Ms. Yang, 44, the owner of the Tailory New York, was working in a predominantly male environment, creating customized men’s suits, when her frustration with the lack of options for women and the gender-fluid community inspired her to start an inclusive line in 2014.
“I was in a boy’s club, and no one wanted to partner with me when I told them about expanding our services to other types of bodies because they didn’t see a need,” she said.
Her wedding line consists of different customized options: a three-piece tailored suit, jumpsuit, dress and beaded blazer, all of which “strikes the perfect balance between your feminine and masculine sides,” said Ms. Yang, adding that her jumpsuits, a fused-together dress and suit, are her most popular items.
“It affirms someone’s identity,” she said. “Most of our clients are fluid and don’t fit into the traditional wedding category.”
Ms. Yang dresses over 300 people every year for their weddings and special events. Her jumpsuits are made from Italian stretch satin and start at $2,950. Hand beading or embellishments can cost an additional $1,500 to $5,000. Fees include customized designs, fittings and alterations. “Creating wedding clothing for everyone is a revolution,” she said. “It’s encouraging everyone to live as themselves and to feel safe, vulnerable and seen while doing that.”
Still, some people may find that genderless clothing can be “a high risk for wedding fashion to take,” Dr. Darwin said. “Especially when you’re mixing and mingling symbols of different things to create your own hybrid and reality.”
But people like Mx. Zayas say that having gender-neutral options is life affirming.
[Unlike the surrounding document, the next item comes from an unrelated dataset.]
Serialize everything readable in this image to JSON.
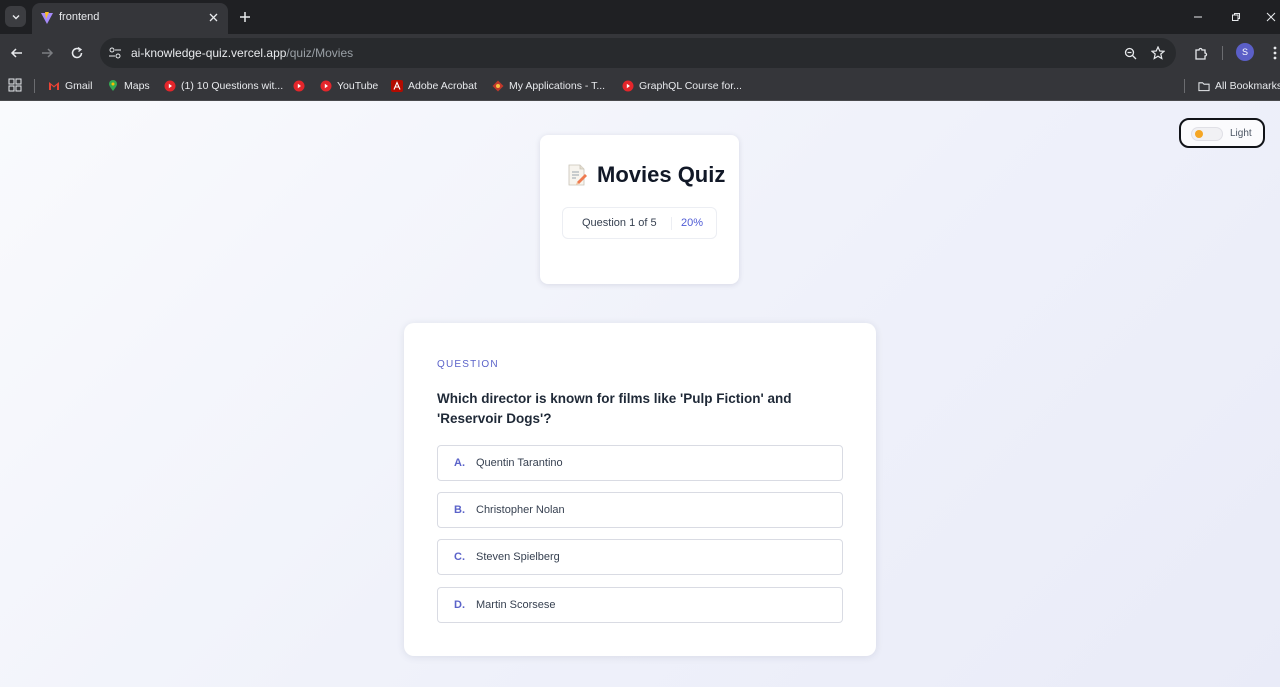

“I wanted to wear an expression of myself; I wanted to break the rules,” Mx. Zayas said. “I don’t know what I would have worn if these options were not available. Clothing shouldn’t have rules, especially on the biggest day of your life.”